# [TASK]
Leave out the pictures and reproduce all of the data exactly.
BEGIN
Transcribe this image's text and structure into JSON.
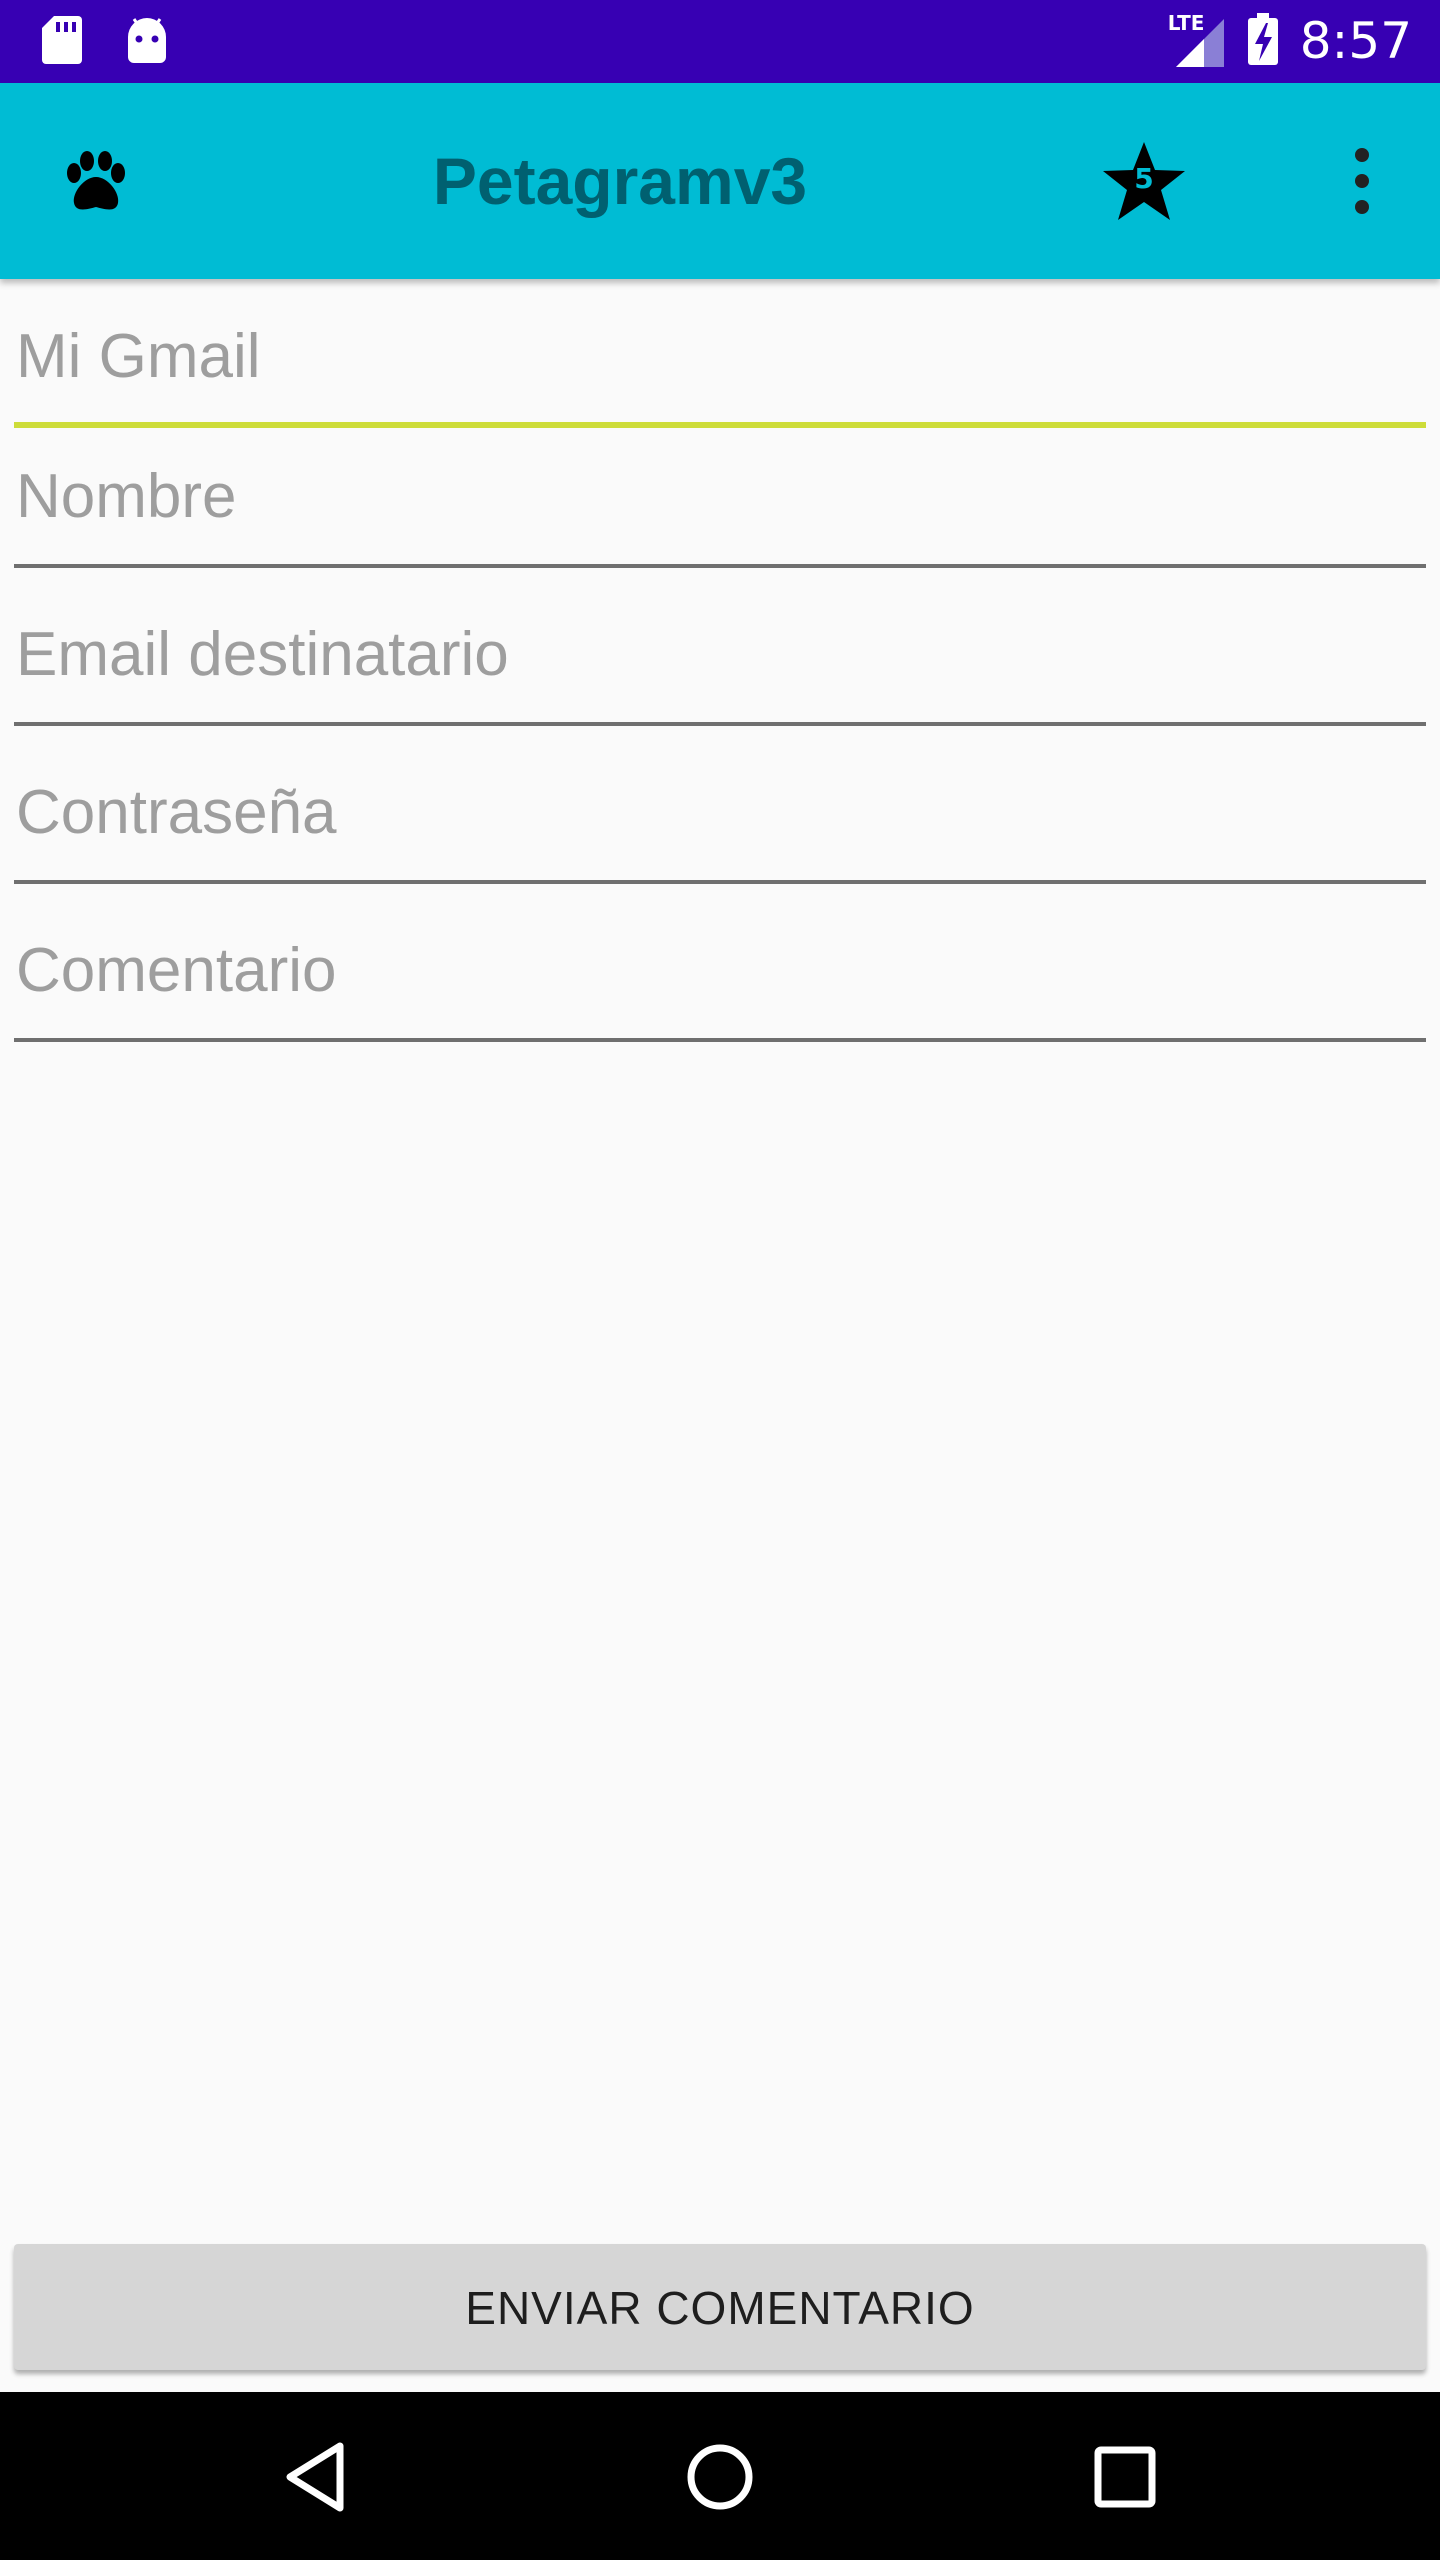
{
  "status_bar": {
    "time": "8:57",
    "network": "LTE",
    "icons": [
      "sd-card-icon",
      "android-icon",
      "signal-icon",
      "battery-charging-icon"
    ]
  },
  "app_bar": {
    "title": "Petagramv3",
    "left_icon": "paw-icon",
    "favorites_count": "5",
    "favorites_icon": "star-icon",
    "overflow_icon": "more-vert-icon"
  },
  "form": {
    "fields": [
      {
        "placeholder": "Mi Gmail",
        "value": ""
      },
      {
        "placeholder": "Nombre",
        "value": ""
      },
      {
        "placeholder": "Email destinatario",
        "value": ""
      },
      {
        "placeholder": "Contraseña",
        "value": ""
      },
      {
        "placeholder": "Comentario",
        "value": ""
      }
    ],
    "submit_label": "ENVIAR COMENTARIO"
  },
  "nav_bar": {
    "buttons": [
      "back-icon",
      "home-icon",
      "recents-icon"
    ]
  },
  "colors": {
    "status_bar": "#3700b3",
    "app_bar": "#00bcd4",
    "title_text": "#006070",
    "focus_underline": "#cddc39",
    "underline": "#6f6f6f",
    "button": "#d6d6d6",
    "background": "#fafafa"
  }
}
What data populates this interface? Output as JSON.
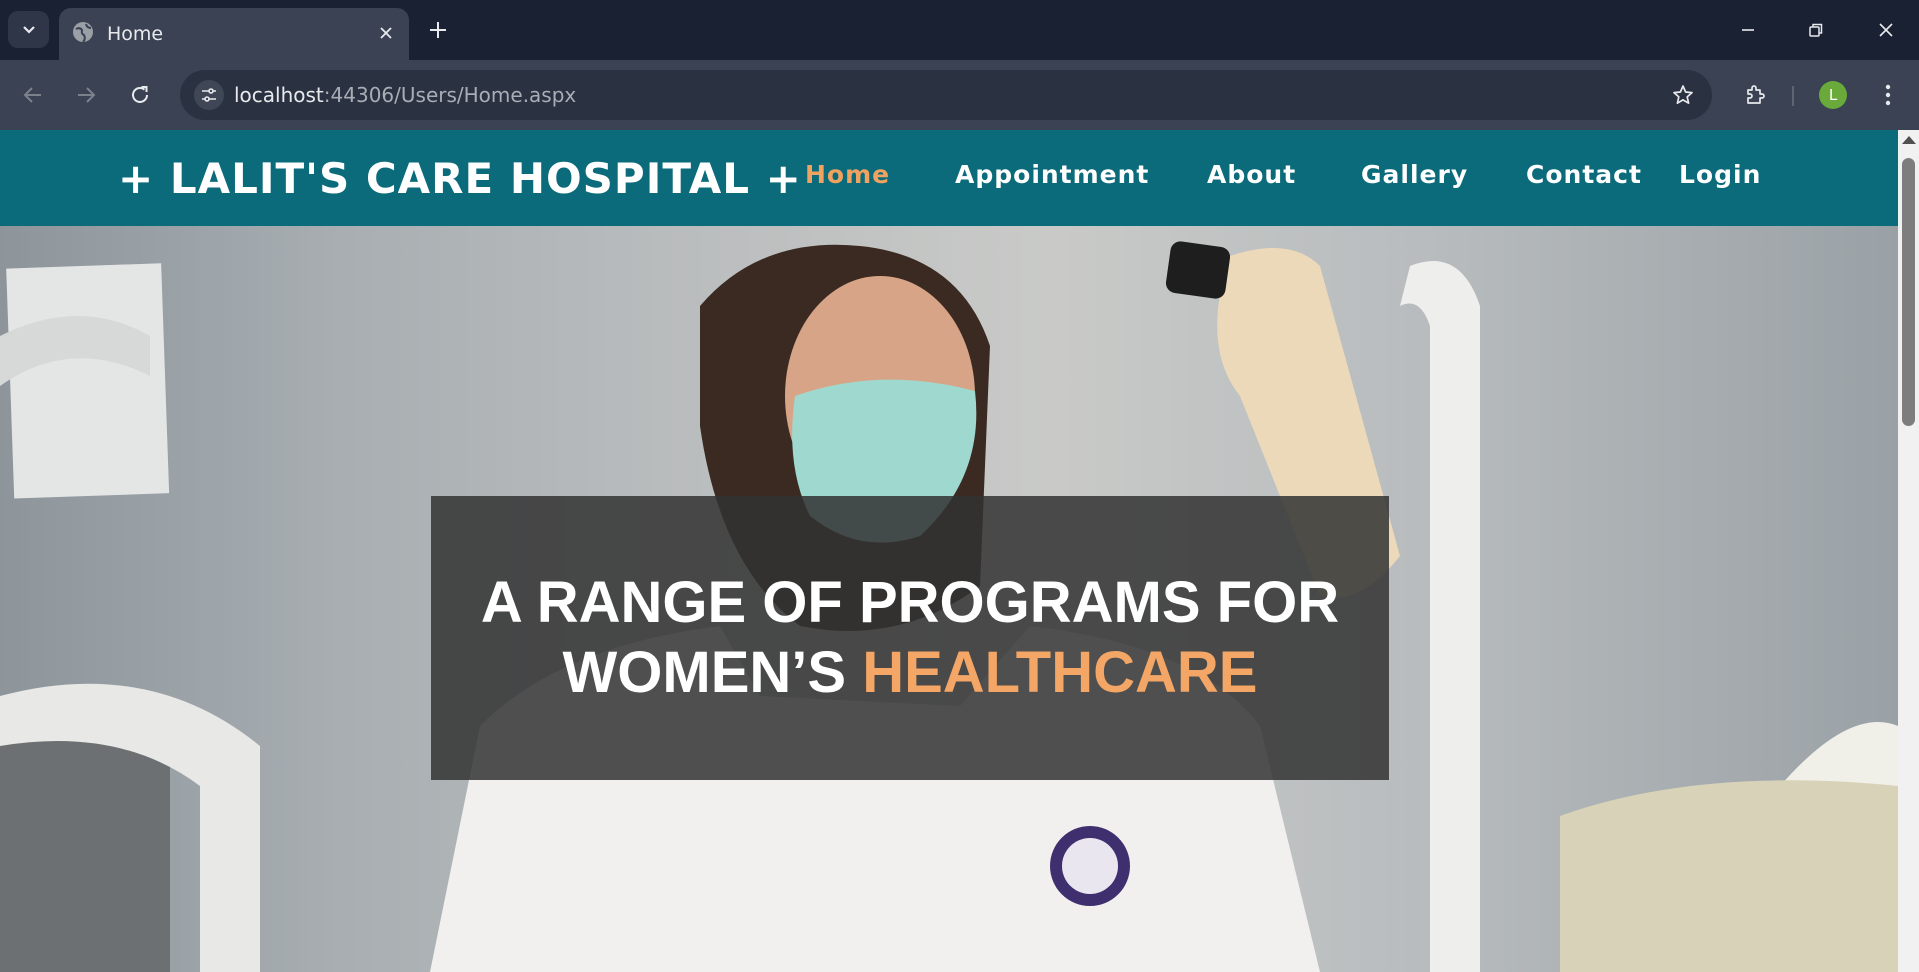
{
  "browser": {
    "tab_title": "Home",
    "url_host": "localhost",
    "url_path": ":44306/Users/Home.aspx",
    "profile_initial": "L"
  },
  "site": {
    "logo": "+ LALIT'S CARE HOSPITAL +",
    "nav": [
      {
        "label": "Home",
        "active": true
      },
      {
        "label": "Appointment",
        "active": false
      },
      {
        "label": "About",
        "active": false
      },
      {
        "label": "Gallery",
        "active": false
      },
      {
        "label": "Contact",
        "active": false
      },
      {
        "label": "Login",
        "active": false
      }
    ],
    "colors": {
      "header": "#0b6b7a",
      "accent": "#f0a260"
    }
  },
  "hero": {
    "headline_line1": "A RANGE OF PROGRAMS FOR",
    "headline_line2_prefix": "WOMEN’S ",
    "headline_line2_accent": "HEALTHCARE"
  }
}
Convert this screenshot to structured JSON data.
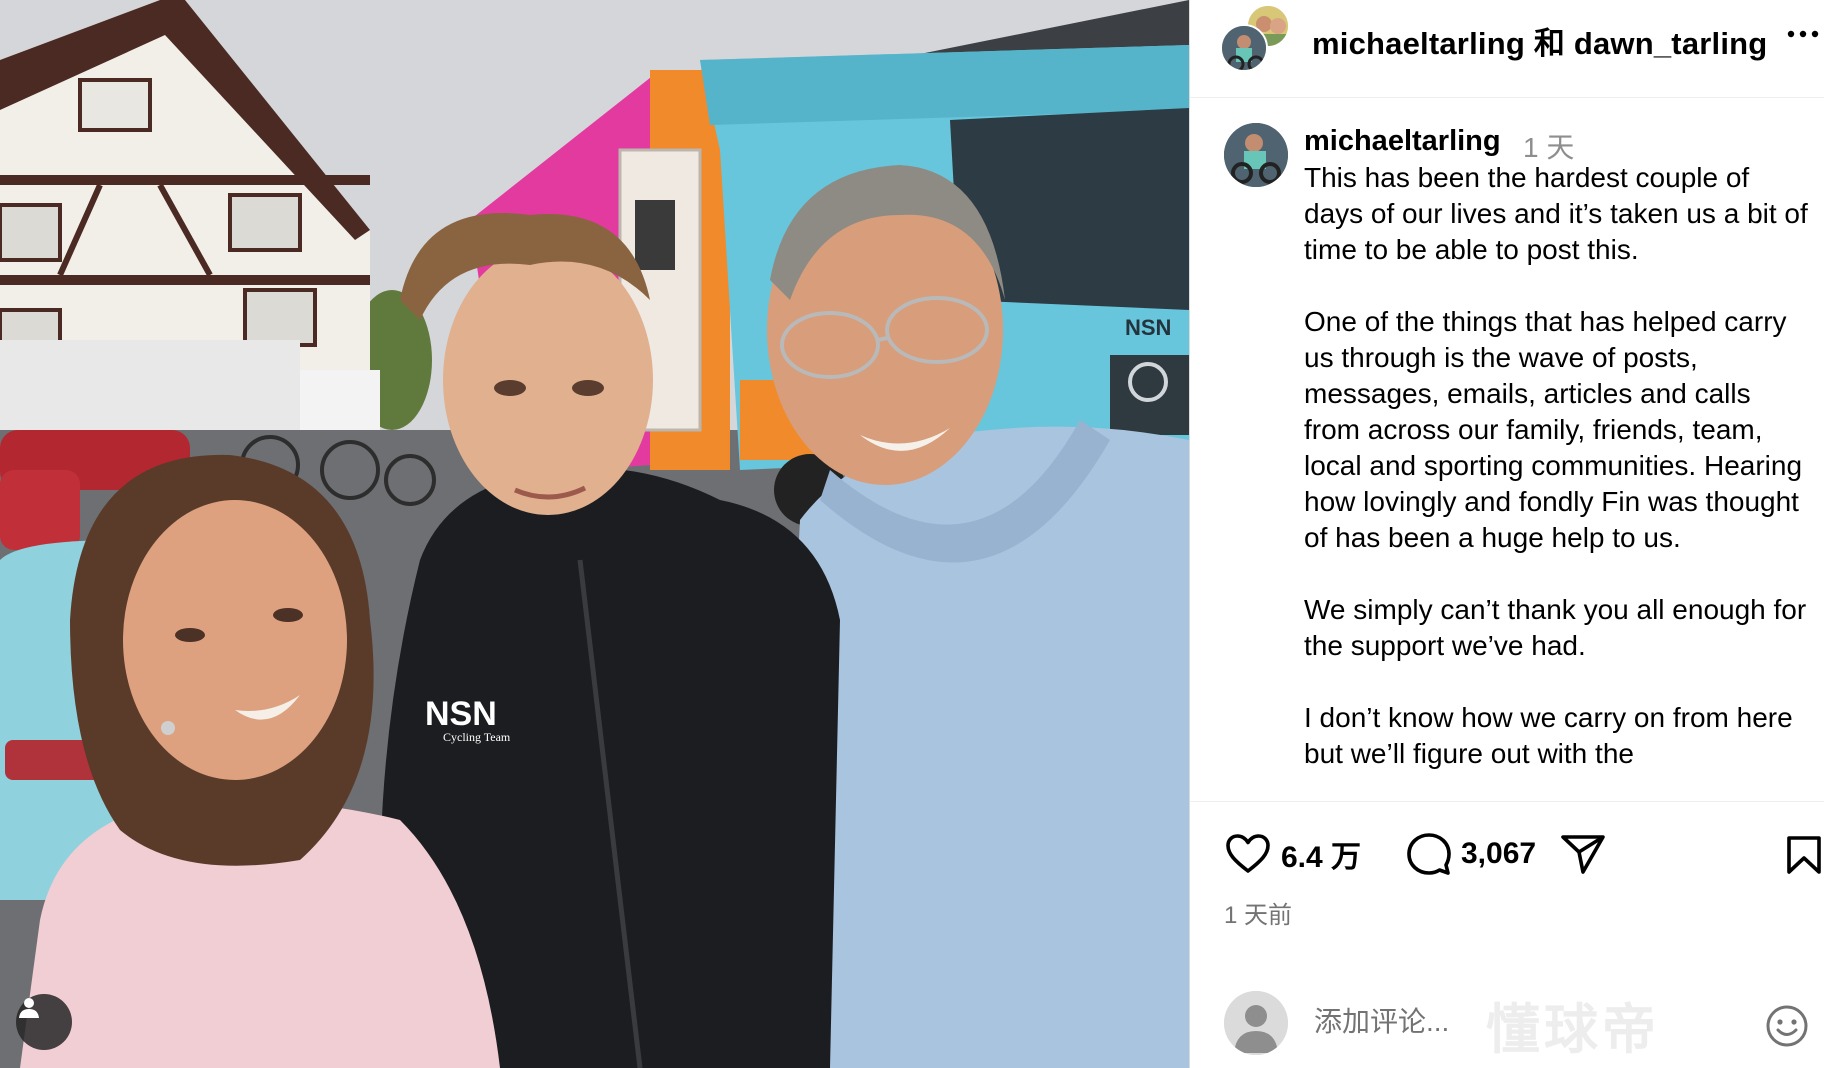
{
  "photo": {
    "jacket_logo": "NSN",
    "jacket_sublogo": "Cycling Team",
    "truck_logo": "NSN"
  },
  "header": {
    "user1": "michaeltarling",
    "joiner": "和",
    "user2": "dawn_tarling",
    "more_icon": "more-horizontal-icon"
  },
  "caption": {
    "username": "michaeltarling",
    "time": "1 天",
    "paragraphs": [
      "This has been the hardest couple of days of our lives and it’s taken us a bit of time to be able to post this.",
      "One of the things that has helped carry us through is the wave of posts, messages, emails, articles and calls from across our family, friends, team, local and sporting communities. Hearing how lovingly and fondly Fin was thought of has been a huge help to us.",
      "We simply can’t thank you all enough for the support we’ve had.",
      "I don’t know how we carry on from here but we’ll figure out with the"
    ]
  },
  "actions": {
    "likes": "6.4 万",
    "comments": "3,067",
    "icons": [
      "heart-icon",
      "comment-icon",
      "share-icon",
      "bookmark-icon"
    ]
  },
  "post_age": "1 天前",
  "comment_box": {
    "placeholder": "添加评论...",
    "value": ""
  },
  "watermark": "懂球帝",
  "colors": {
    "text": "#000000",
    "muted": "#8e8e8e",
    "divider": "#efefef",
    "hoodie": "#a9c4df",
    "truck_cab": "#67c6dc",
    "truck_body_orange": "#f08a2a",
    "truck_body_pink": "#e33aa0"
  }
}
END
# [ANSWER TO THIS EXERCISE]
Transcribe this image's text and structure into JSON.
{
  "status_bar": {
    "time": "8:57",
    "network": "LTE",
    "icons": [
      "sd-card-icon",
      "android-icon",
      "signal-icon",
      "battery-charging-icon"
    ]
  },
  "app_bar": {
    "title": "Petagramv3",
    "left_icon": "paw-icon",
    "favorites_count": "5",
    "favorites_icon": "star-icon",
    "overflow_icon": "more-vert-icon"
  },
  "form": {
    "fields": [
      {
        "placeholder": "Mi Gmail",
        "value": ""
      },
      {
        "placeholder": "Nombre",
        "value": ""
      },
      {
        "placeholder": "Email destinatario",
        "value": ""
      },
      {
        "placeholder": "Contraseña",
        "value": ""
      },
      {
        "placeholder": "Comentario",
        "value": ""
      }
    ],
    "submit_label": "ENVIAR COMENTARIO"
  },
  "nav_bar": {
    "buttons": [
      "back-icon",
      "home-icon",
      "recents-icon"
    ]
  },
  "colors": {
    "status_bar": "#3700b3",
    "app_bar": "#00bcd4",
    "title_text": "#006070",
    "focus_underline": "#cddc39",
    "underline": "#6f6f6f",
    "button": "#d6d6d6",
    "background": "#fafafa"
  }
}
What data populates this interface? Output as JSON.
{
  "browser": {
    "tab_title": "Home",
    "url_host": "localhost",
    "url_path": ":44306/Users/Home.aspx",
    "profile_initial": "L"
  },
  "site": {
    "logo": "+ LALIT'S CARE HOSPITAL +",
    "nav": [
      {
        "label": "Home",
        "active": true
      },
      {
        "label": "Appointment",
        "active": false
      },
      {
        "label": "About",
        "active": false
      },
      {
        "label": "Gallery",
        "active": false
      },
      {
        "label": "Contact",
        "active": false
      },
      {
        "label": "Login",
        "active": false
      }
    ],
    "colors": {
      "header": "#0b6b7a",
      "accent": "#f0a260"
    }
  },
  "hero": {
    "headline_line1": "A RANGE OF PROGRAMS FOR",
    "headline_line2_prefix": "WOMEN’S ",
    "headline_line2_accent": "HEALTHCARE"
  }
}
Convert this screenshot to structured JSON data.
{
  "photo": {
    "jacket_logo": "NSN",
    "jacket_sublogo": "Cycling Team",
    "truck_logo": "NSN"
  },
  "header": {
    "user1": "michaeltarling",
    "joiner": "和",
    "user2": "dawn_tarling",
    "more_icon": "more-horizontal-icon"
  },
  "caption": {
    "username": "michaeltarling",
    "time": "1 天",
    "paragraphs": [
      "This has been the hardest couple of days of our lives and it’s taken us a bit of time to be able to post this.",
      "One of the things that has helped carry us through is the wave of posts, messages, emails, articles and calls from across our family, friends, team, local and sporting communities. Hearing how lovingly and fondly Fin was thought of has been a huge help to us.",
      "We simply can’t thank you all enough for the support we’ve had.",
      "I don’t know how we carry on from here but we’ll figure out with the"
    ]
  },
  "actions": {
    "likes": "6.4 万",
    "comments": "3,067",
    "icons": [
      "heart-icon",
      "comment-icon",
      "share-icon",
      "bookmark-icon"
    ]
  },
  "post_age": "1 天前",
  "comment_box": {
    "placeholder": "添加评论...",
    "value": ""
  },
  "watermark": "懂球帝",
  "colors": {
    "text": "#000000",
    "muted": "#8e8e8e",
    "divider": "#efefef",
    "hoodie": "#a9c4df",
    "truck_cab": "#67c6dc",
    "truck_body_orange": "#f08a2a",
    "truck_body_pink": "#e33aa0"
  }
}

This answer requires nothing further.